Leaving out the pictures, reproduce each record exactly and in full.

(Data records for software interfaces)
☆ ☆ ☆ ☆

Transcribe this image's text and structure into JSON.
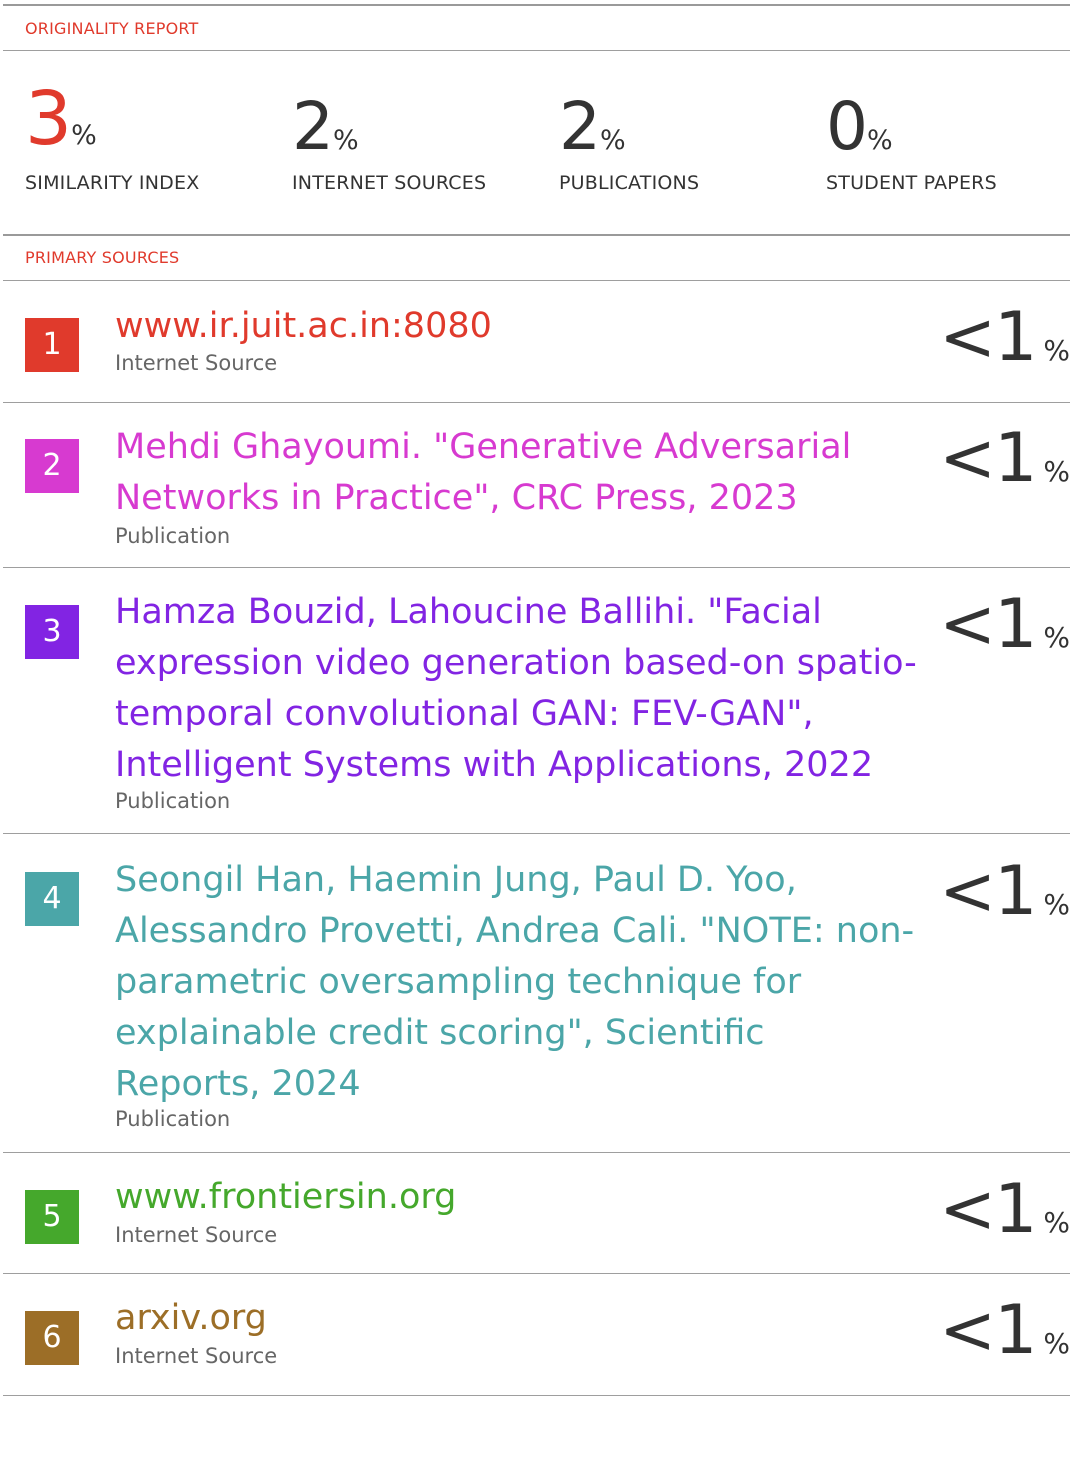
{
  "report": {
    "title": "ORIGINALITY REPORT",
    "primary_sources_title": "PRIMARY SOURCES"
  },
  "stats": {
    "similarity": {
      "value": "3",
      "unit": "%",
      "label": "SIMILARITY INDEX"
    },
    "internet": {
      "value": "2",
      "unit": "%",
      "label": "INTERNET SOURCES"
    },
    "publications": {
      "value": "2",
      "unit": "%",
      "label": "PUBLICATIONS"
    },
    "student": {
      "value": "0",
      "unit": "%",
      "label": "STUDENT PAPERS"
    }
  },
  "sources": [
    {
      "rank": "1",
      "title": "www.ir.juit.ac.in:8080",
      "type": "Internet Source",
      "match": "<1",
      "unit": "%",
      "color": "#e03a2c"
    },
    {
      "rank": "2",
      "title": "Mehdi Ghayoumi. \"Generative Adversarial Networks in Practice\", CRC Press, 2023",
      "type": "Publication",
      "match": "<1",
      "unit": "%",
      "color": "#d73ad0"
    },
    {
      "rank": "3",
      "title": "Hamza Bouzid, Lahoucine Ballihi. \"Facial expression video generation based-on spatio-temporal convolutional GAN: FEV-GAN\", Intelligent Systems with Applications, 2022",
      "type": "Publication",
      "match": "<1",
      "unit": "%",
      "color": "#8224e3"
    },
    {
      "rank": "4",
      "title": "Seongil Han, Haemin Jung, Paul D. Yoo, Alessandro Provetti, Andrea Cali. \"NOTE: non-parametric oversampling technique for explainable credit scoring\", Scientific Reports, 2024",
      "type": "Publication",
      "match": "<1",
      "unit": "%",
      "color": "#4ba6a8"
    },
    {
      "rank": "5",
      "title": "www.frontiersin.org",
      "type": "Internet Source",
      "match": "<1",
      "unit": "%",
      "color": "#45a82c"
    },
    {
      "rank": "6",
      "title": "arxiv.org",
      "type": "Internet Source",
      "match": "<1",
      "unit": "%",
      "color": "#9c6e27"
    }
  ]
}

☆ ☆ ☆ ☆

THE ANSWER —
Transcribe this image's text and structure into JSON.
{
  "report": {
    "title": "ORIGINALITY REPORT",
    "primary_sources_title": "PRIMARY SOURCES"
  },
  "stats": {
    "similarity": {
      "value": "3",
      "unit": "%",
      "label": "SIMILARITY INDEX"
    },
    "internet": {
      "value": "2",
      "unit": "%",
      "label": "INTERNET SOURCES"
    },
    "publications": {
      "value": "2",
      "unit": "%",
      "label": "PUBLICATIONS"
    },
    "student": {
      "value": "0",
      "unit": "%",
      "label": "STUDENT PAPERS"
    }
  },
  "sources": [
    {
      "rank": "1",
      "title": "www.ir.juit.ac.in:8080",
      "type": "Internet Source",
      "match": "<1",
      "unit": "%",
      "color": "#e03a2c"
    },
    {
      "rank": "2",
      "title": "Mehdi Ghayoumi. \"Generative Adversarial Networks in Practice\", CRC Press, 2023",
      "type": "Publication",
      "match": "<1",
      "unit": "%",
      "color": "#d73ad0"
    },
    {
      "rank": "3",
      "title": "Hamza Bouzid, Lahoucine Ballihi. \"Facial expression video generation based-on spatio-temporal convolutional GAN: FEV-GAN\", Intelligent Systems with Applications, 2022",
      "type": "Publication",
      "match": "<1",
      "unit": "%",
      "color": "#8224e3"
    },
    {
      "rank": "4",
      "title": "Seongil Han, Haemin Jung, Paul D. Yoo, Alessandro Provetti, Andrea Cali. \"NOTE: non-parametric oversampling technique for explainable credit scoring\", Scientific Reports, 2024",
      "type": "Publication",
      "match": "<1",
      "unit": "%",
      "color": "#4ba6a8"
    },
    {
      "rank": "5",
      "title": "www.frontiersin.org",
      "type": "Internet Source",
      "match": "<1",
      "unit": "%",
      "color": "#45a82c"
    },
    {
      "rank": "6",
      "title": "arxiv.org",
      "type": "Internet Source",
      "match": "<1",
      "unit": "%",
      "color": "#9c6e27"
    }
  ]
}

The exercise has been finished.